The Attorney General's Office filed charges against Sahagun personally, relying on the DOR's claims that six Tacos Guaymas restaurants had used prohibited sales suppression software to hide receipts when, in fact, none of the restaurants had used suppression software.
Ferguson's office filed the case, prompting significant media coverage not only due to the size of the alleged fraud, but also for the sophistication of the technology allegedly employed by Sahagun.
According to the Attorney General Robert Ferguson's press release, Sahagun was accused of "pocketing more than $5.6 million in sales taxes." DOR representatives said the case marked only the second time state prosecutors had brought tax theft charges on behalf of the Washington DOR for alleged use of sales suppression software.
At the time the charges were filed, the state claimed that it was the largest sales suppression software case in Washington state history, and potentially the largest in the country. Although claims of tax fraud by sales suppression technology were ultimately shown to be untrue, the extensive media coverage cost Tacos Guaymas sales and unfairly damaged Sahagun's reputation, Chicoine noted.
"When I came into work, one of my employees showed me the story in the paper. I was shocked the state filed criminal charges against me based on unrealistic assumptions and unsupportable estimates," said Sahagun. "The Department of Revenue assumed that I was using advanced technology designed to cheat the government in ways that I never could, and never would. Fortunately, Chicoine and his team understood the technology and relied on the facts and computer analysis to convince the prosecutors that the DOR could not support its charges and they should be dismissed."
According to Chicoine, a Seattle tax lawyer who represents a number of restauranteurs accused of electronic sales suppression tax fraud, the defense team was able to show the trial prosecutors that many of the DOR audit conclusions were flawed and that the DOR agents did not fully understand the technology involved.
"We got down in the technological weeds with this case, and helped the state see that Sahagun's stores were following the rules in terms of reporting sales," he said. "It's unfortunate that the charges were brought in the first place, but we are thankful the prosecutors reviewed all of our evidence, and with the Attorney General's approval, did the right thing in dismissing the charges."

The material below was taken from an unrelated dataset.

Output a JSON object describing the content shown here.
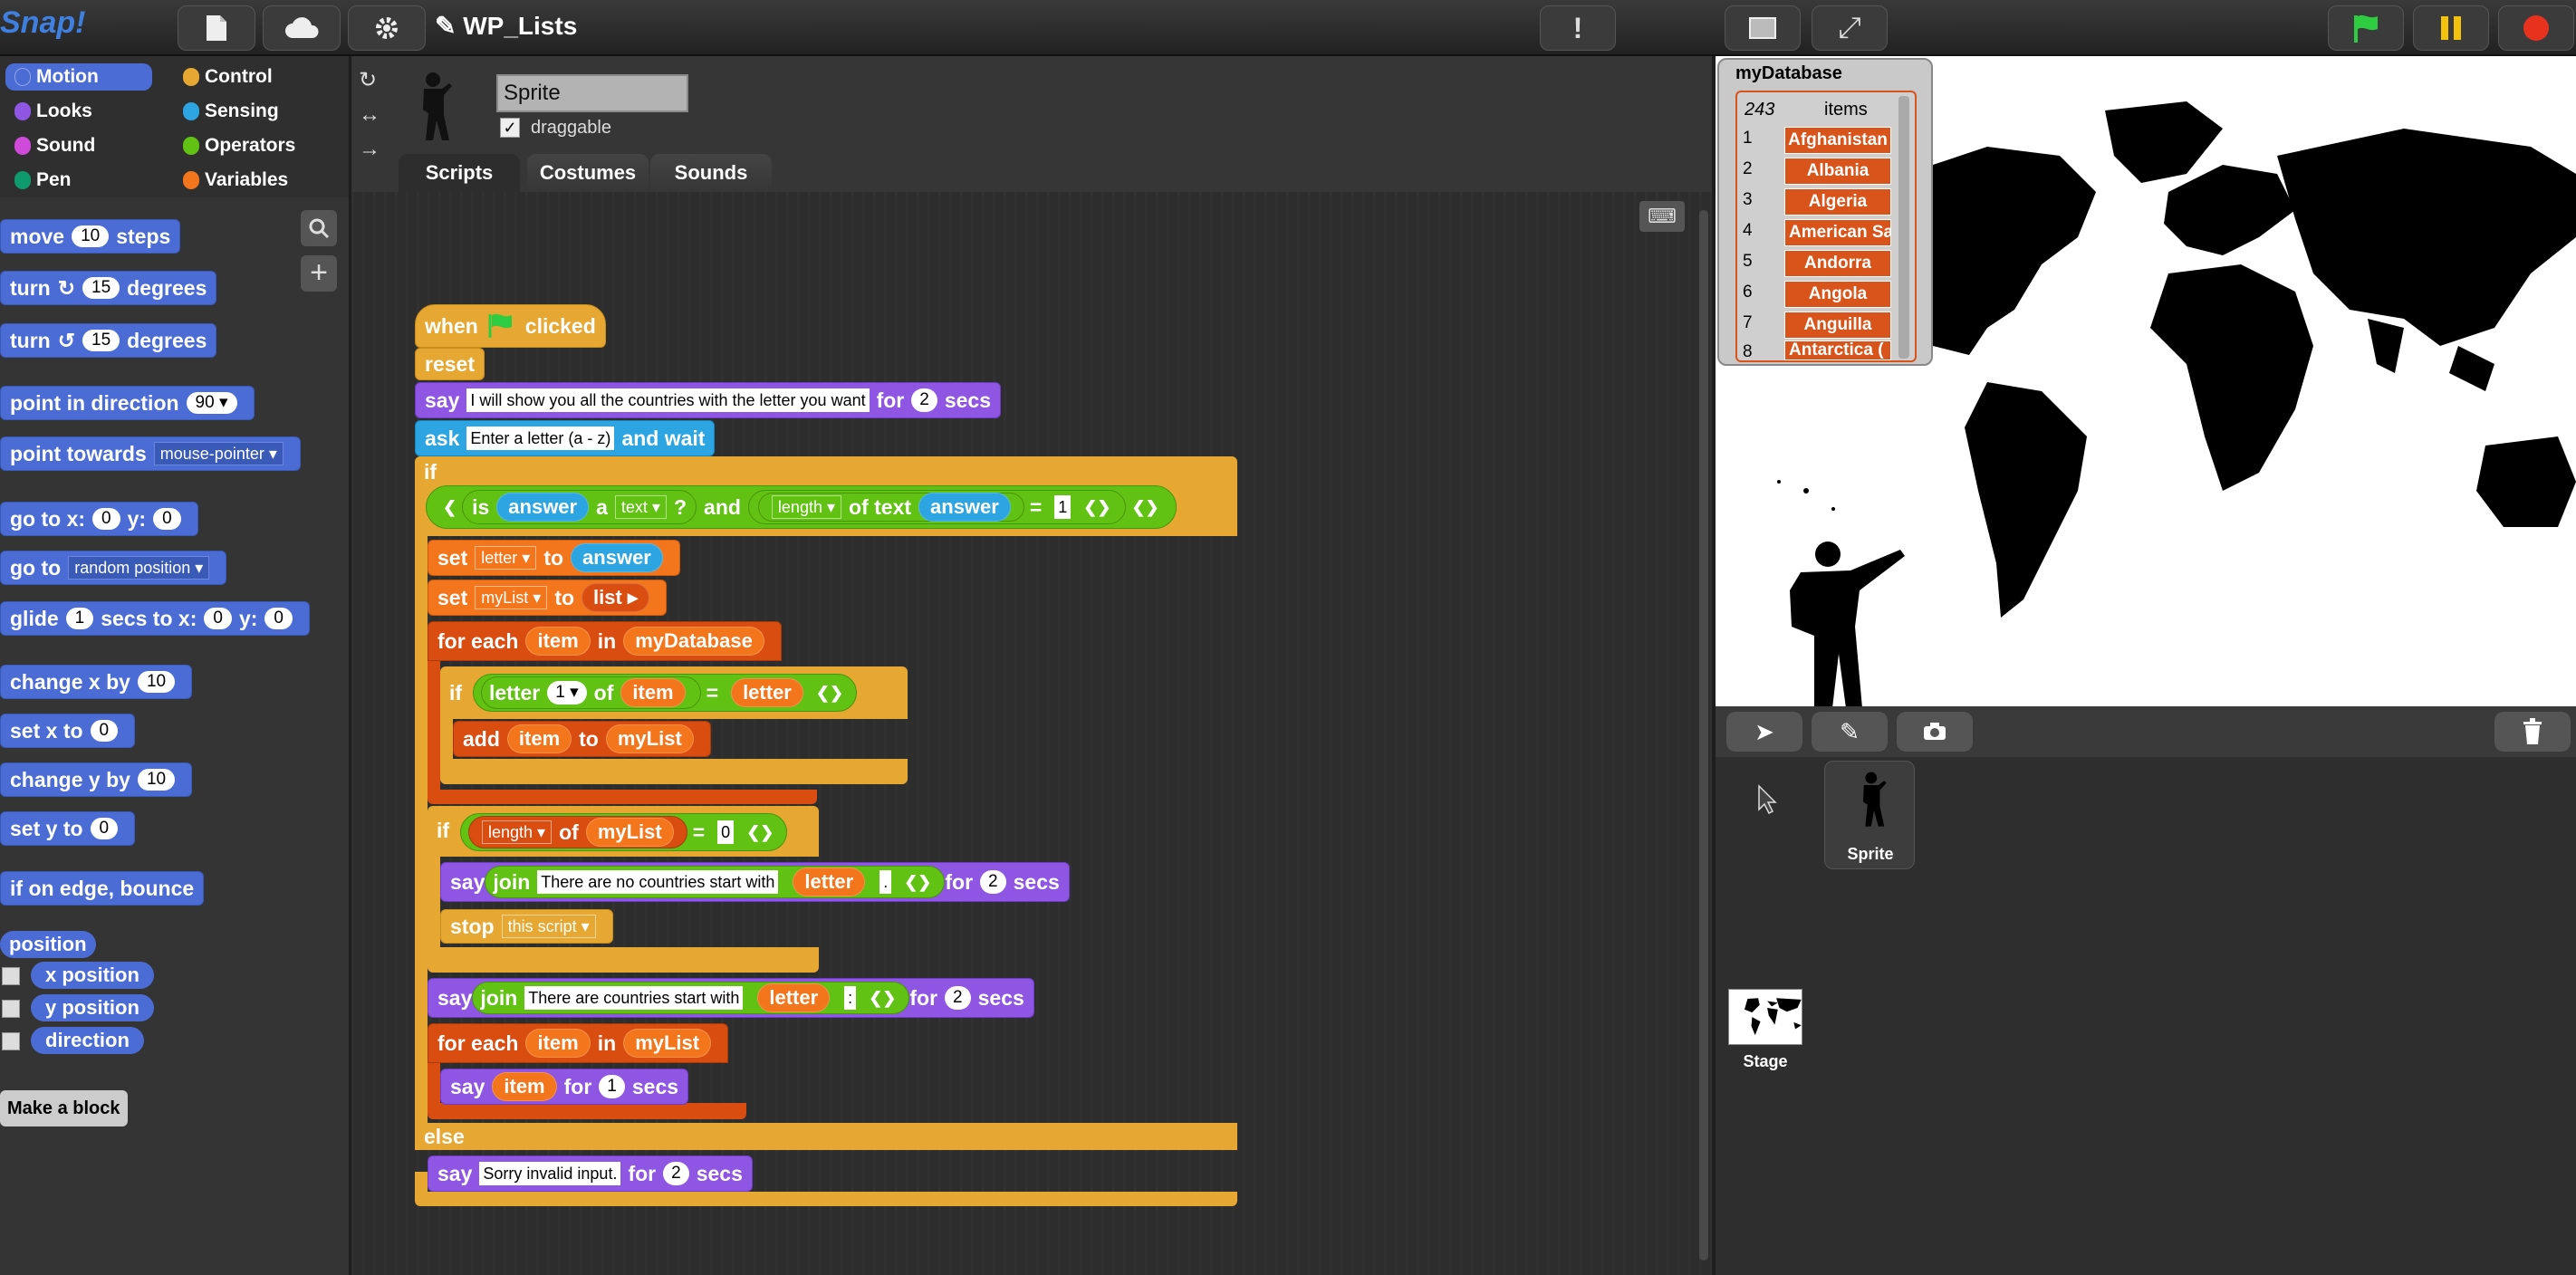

Chicoine anticipates that the Attorney General's Office will revamp criminal tax referral procedures in the future as a result of the Sahagun case. This is a positive outcome not only for Mr. Sahagun, but also for many other Washington business owners who may be suspected of tax fraud by the DOR. He hopes that the DOR will follow suit and dismiss the civil tax loss claims against Sahagun's businesses based on unsubstantiated and disproven electronic sales suppression assumptions.
"I am so relieved to put this criminal charge behind me and focus all my attentions on running my business, and taking care of those around me," said Sahagun.
Robert Chicoine Law provides client-focused solutions for complex tax and tax controversy matters, by aggressively seeking rapid and cost-effective relief for our clients. Attorneys Chicoine and Richard Ainsworth—law professor at Harvard, Boston University and NYU—have decades of trial and litigation experience. Learn more at www.chicoinelaw.com.
Media Contact: Mark Firmani – [email protected]
SOURCE Robert Chicoine Law